When you first arrive at the site of Maligne Canyon it seems to be just another wooded area in the Rockies. That changes the second you start making your way down the trail.
As you begin to make your way down along the length of the canyons, you cross several bridges that give you a glimpse of what lies ahead.
If you take a moment to look into the nooks and cracks you can see tiny frozen waterfalls.
With just a few more steps though, you get to see some truly spectacular sites.
After a few more minutes of hiking the trail we began our descent into the canyon, and entered a whole other world. Icicles and other formations appeared on every surface. Each of them more unique than the snowflakes that first fell to create them.
Throughout our hike, our guide pointed out the beautiful formations and lead us deeper into the canyon. Even though we were wearing the ice spikes they provided, it was very easy to slip if you took a wrong step.
Despite the harsh Winter and a landscape that was still mostly frozen, there were signs of plant life beginning to emerge for the Spring.

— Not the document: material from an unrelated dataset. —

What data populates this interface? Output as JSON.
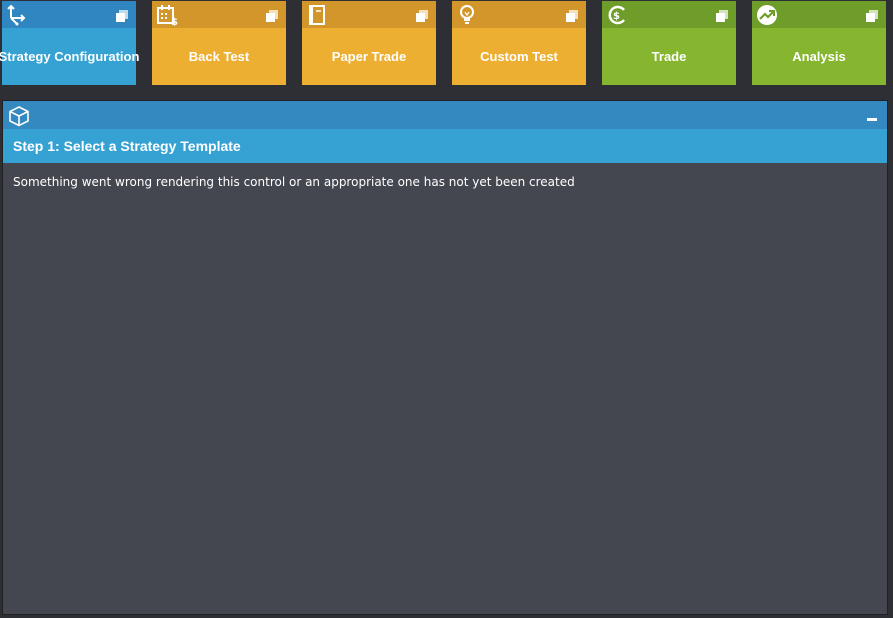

Our guide took us as far into the canyon as was safe. In the hard winter you can go much deeper and walk up to the base of the large waterfalls, but at this point the melt off had begun and the ice would only support us for so far. Either way the views were incredible.
What I found most stunning though, were the colors and patterns that were showing up on the exposed rock faces.

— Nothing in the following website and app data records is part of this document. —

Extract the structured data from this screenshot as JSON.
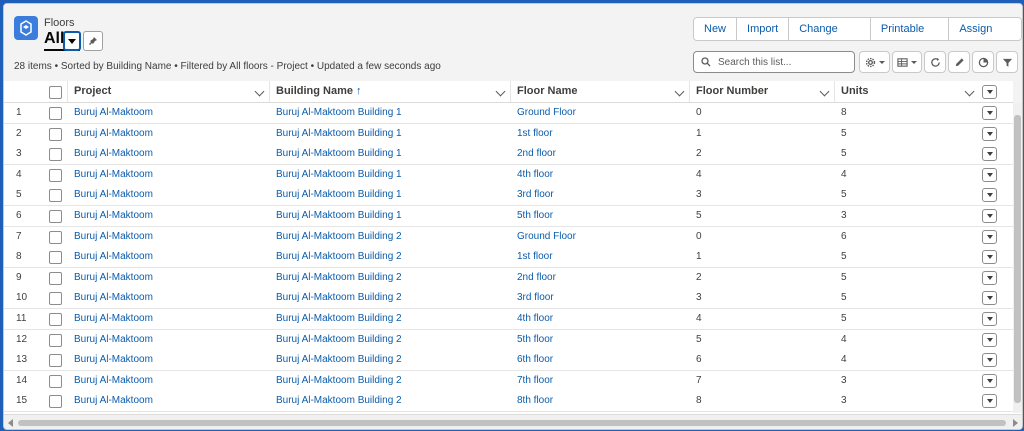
{
  "header": {
    "object_label": "Floors",
    "view_title": "All",
    "list_info": "28 items • Sorted by Building Name • Filtered by All floors - Project • Updated a few seconds ago",
    "actions": [
      "New",
      "Import",
      "Change Owner",
      "Printable View",
      "Assign Label"
    ],
    "search_placeholder": "Search this list...",
    "accent_color": "#0b5cab",
    "icon_color": "#3b7ddd"
  },
  "table": {
    "columns": [
      "Project",
      "Building Name",
      "Floor Name",
      "Floor Number",
      "Units"
    ],
    "sorted_column_arrow": "↑",
    "rows": [
      {
        "n": "1",
        "project": "Buruj Al-Maktoom",
        "building": "Buruj Al-Maktoom Building 1",
        "floor": "Ground Floor",
        "number": "0",
        "units": "8"
      },
      {
        "n": "2",
        "project": "Buruj Al-Maktoom",
        "building": "Buruj Al-Maktoom Building 1",
        "floor": "1st floor",
        "number": "1",
        "units": "5"
      },
      {
        "n": "3",
        "project": "Buruj Al-Maktoom",
        "building": "Buruj Al-Maktoom Building 1",
        "floor": "2nd floor",
        "number": "2",
        "units": "5"
      },
      {
        "n": "4",
        "project": "Buruj Al-Maktoom",
        "building": "Buruj Al-Maktoom Building 1",
        "floor": "4th floor",
        "number": "4",
        "units": "4"
      },
      {
        "n": "5",
        "project": "Buruj Al-Maktoom",
        "building": "Buruj Al-Maktoom Building 1",
        "floor": "3rd floor",
        "number": "3",
        "units": "5"
      },
      {
        "n": "6",
        "project": "Buruj Al-Maktoom",
        "building": "Buruj Al-Maktoom Building 1",
        "floor": "5th floor",
        "number": "5",
        "units": "3"
      },
      {
        "n": "7",
        "project": "Buruj Al-Maktoom",
        "building": "Buruj Al-Maktoom Building 2",
        "floor": "Ground Floor",
        "number": "0",
        "units": "6"
      },
      {
        "n": "8",
        "project": "Buruj Al-Maktoom",
        "building": "Buruj Al-Maktoom Building 2",
        "floor": "1st floor",
        "number": "1",
        "units": "5"
      },
      {
        "n": "9",
        "project": "Buruj Al-Maktoom",
        "building": "Buruj Al-Maktoom Building 2",
        "floor": "2nd floor",
        "number": "2",
        "units": "5"
      },
      {
        "n": "10",
        "project": "Buruj Al-Maktoom",
        "building": "Buruj Al-Maktoom Building 2",
        "floor": "3rd floor",
        "number": "3",
        "units": "5"
      },
      {
        "n": "11",
        "project": "Buruj Al-Maktoom",
        "building": "Buruj Al-Maktoom Building 2",
        "floor": "4th floor",
        "number": "4",
        "units": "5"
      },
      {
        "n": "12",
        "project": "Buruj Al-Maktoom",
        "building": "Buruj Al-Maktoom Building 2",
        "floor": "5th floor",
        "number": "5",
        "units": "4"
      },
      {
        "n": "13",
        "project": "Buruj Al-Maktoom",
        "building": "Buruj Al-Maktoom Building 2",
        "floor": "6th floor",
        "number": "6",
        "units": "4"
      },
      {
        "n": "14",
        "project": "Buruj Al-Maktoom",
        "building": "Buruj Al-Maktoom Building 2",
        "floor": "7th floor",
        "number": "7",
        "units": "3"
      },
      {
        "n": "15",
        "project": "Buruj Al-Maktoom",
        "building": "Buruj Al-Maktoom Building 2",
        "floor": "8th floor",
        "number": "8",
        "units": "3"
      }
    ]
  }
}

When it was time to depart the canyon, our guide had one more treat in store for us. Taking us back past where we initially entered the canyon, we went through a few tight turns and then came out into this Winter oasis.
After we relaxed for a few moments, it was time for us to make the hardest part of the journey. We had to leave this land of beauty and enchantment and return to the world around us. If you find yourself in Jasper National Park, don’t leave there without exploring this incredible natural wonder.
Details for the Maligne Canyon Icewalk
616 Patricia Street, Jasper, Alberta